**Task to carry out**: How many lines of the data include the string "title"? State the number and nothing else.

### Data extract ###

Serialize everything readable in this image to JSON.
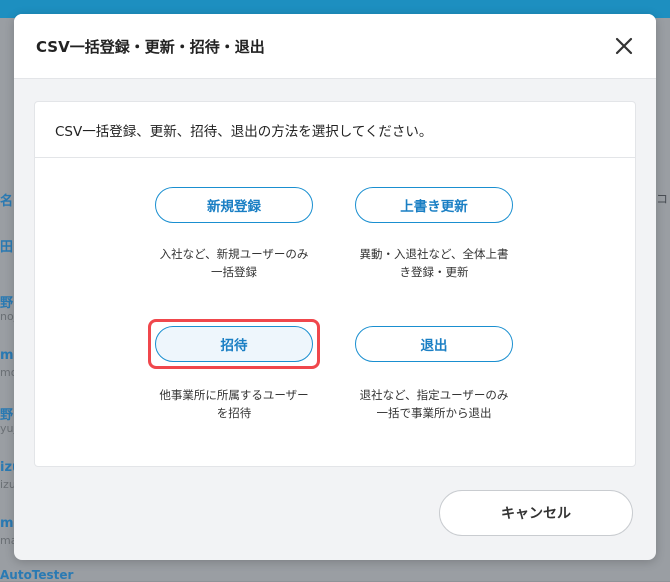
{
  "background": {
    "left_items": [
      {
        "text": "名",
        "sub": ""
      },
      {
        "text": "田",
        "sub": ""
      },
      {
        "text": "野",
        "sub": "noj"
      },
      {
        "text": "mo",
        "sub": "mo"
      },
      {
        "text": "野",
        "sub": "yuj"
      },
      {
        "text": "izu",
        "sub": "izu"
      },
      {
        "text": "ma",
        "sub": "ma"
      }
    ],
    "right_text": "コ",
    "bottom_text": "AutoTester"
  },
  "modal": {
    "title": "CSV一括登録・更新・招待・退出",
    "close_icon": "close-icon",
    "panel_heading": "CSV一括登録、更新、招待、退出の方法を選択してください。",
    "options": [
      {
        "label": "新規登録",
        "desc_line1": "入社など、新規ユーザーのみ",
        "desc_line2": "一括登録",
        "selected": false
      },
      {
        "label": "上書き更新",
        "desc_line1": "異動・入退社など、全体上書",
        "desc_line2": "き登録・更新",
        "selected": false
      },
      {
        "label": "招待",
        "desc_line1": "他事業所に所属するユーザー",
        "desc_line2": "を招待",
        "selected": true
      },
      {
        "label": "退出",
        "desc_line1": "退社など、指定ユーザーのみ",
        "desc_line2": "一括で事業所から退出",
        "selected": false
      }
    ],
    "cancel_label": "キャンセル"
  },
  "colors": {
    "accent": "#1a8fd0",
    "highlight": "#f0474c"
  }
}
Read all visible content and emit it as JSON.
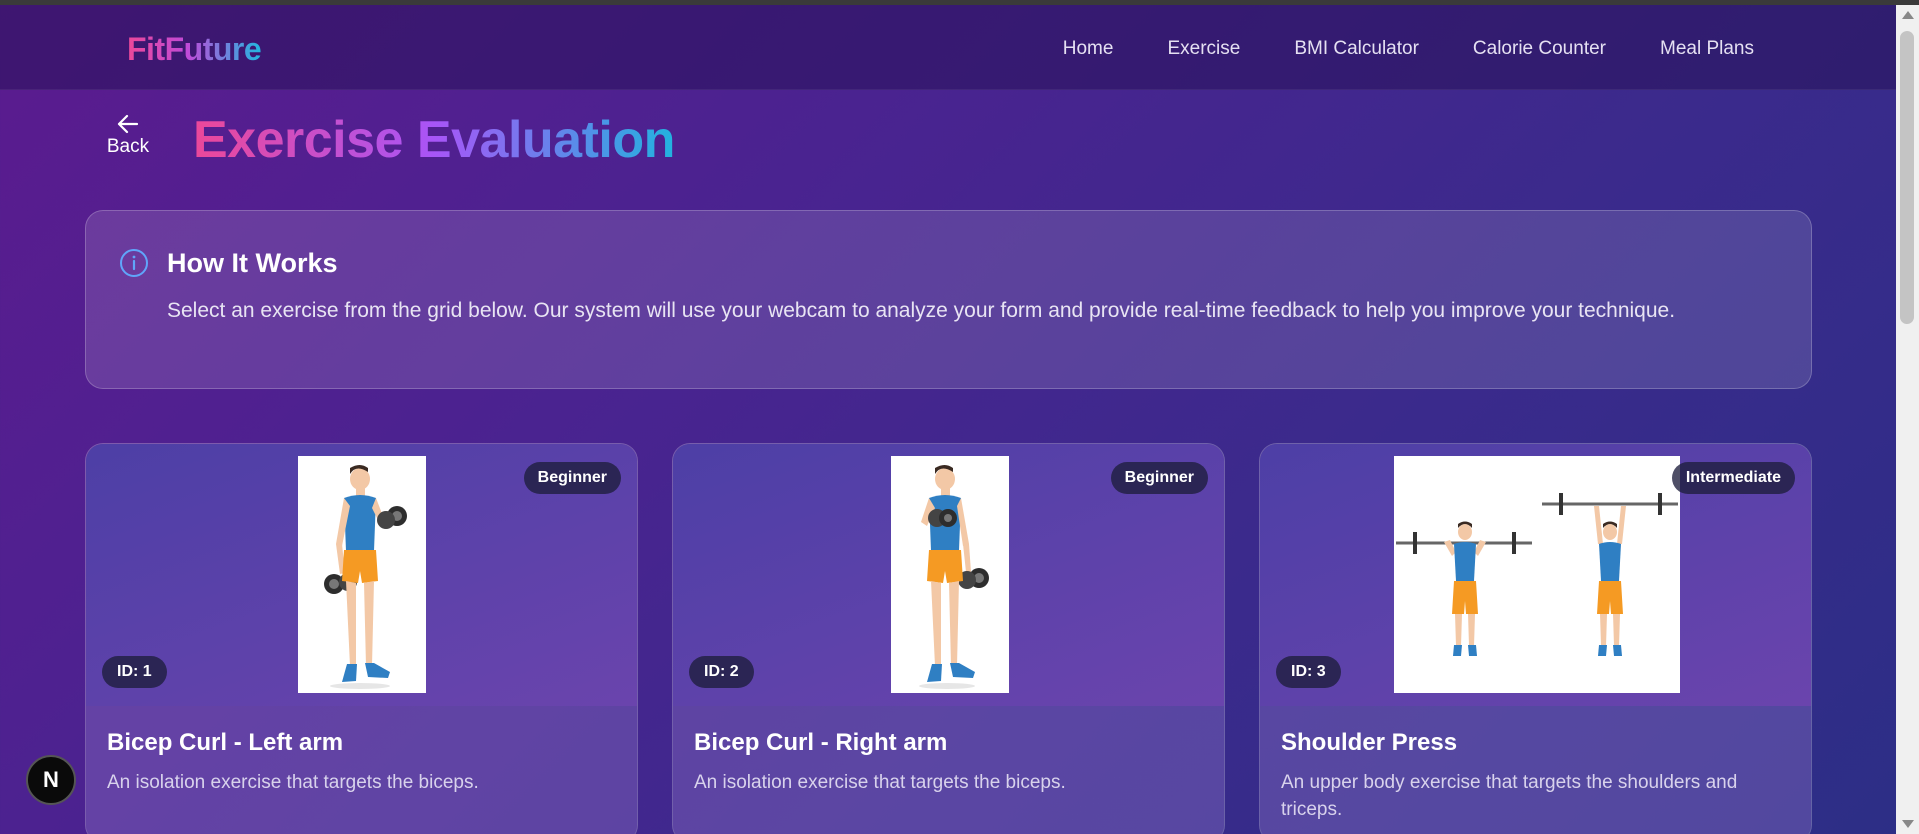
{
  "navbar": {
    "logo": "FitFuture",
    "links": [
      "Home",
      "Exercise",
      "BMI Calculator",
      "Calorie Counter",
      "Meal Plans"
    ]
  },
  "header": {
    "back_label": "Back",
    "title": "Exercise Evaluation"
  },
  "info": {
    "title": "How It Works",
    "text": "Select an exercise from the grid below. Our system will use your webcam to analyze your form and provide real-time feedback to help you improve your technique."
  },
  "cards": [
    {
      "level": "Beginner",
      "id_label": "ID: 1",
      "title": "Bicep Curl - Left arm",
      "description": "An isolation exercise that targets the biceps."
    },
    {
      "level": "Beginner",
      "id_label": "ID: 2",
      "title": "Bicep Curl - Right arm",
      "description": "An isolation exercise that targets the biceps."
    },
    {
      "level": "Intermediate",
      "id_label": "ID: 3",
      "title": "Shoulder Press",
      "description": "An upper body exercise that targets the shoulders and triceps."
    }
  ],
  "floating_button": {
    "label": "N"
  },
  "colors": {
    "accent_pink": "#ec4899",
    "accent_purple": "#a855f7",
    "accent_cyan": "#22b3df",
    "info_icon": "#60a5fa"
  }
}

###

**Expected answer**: 6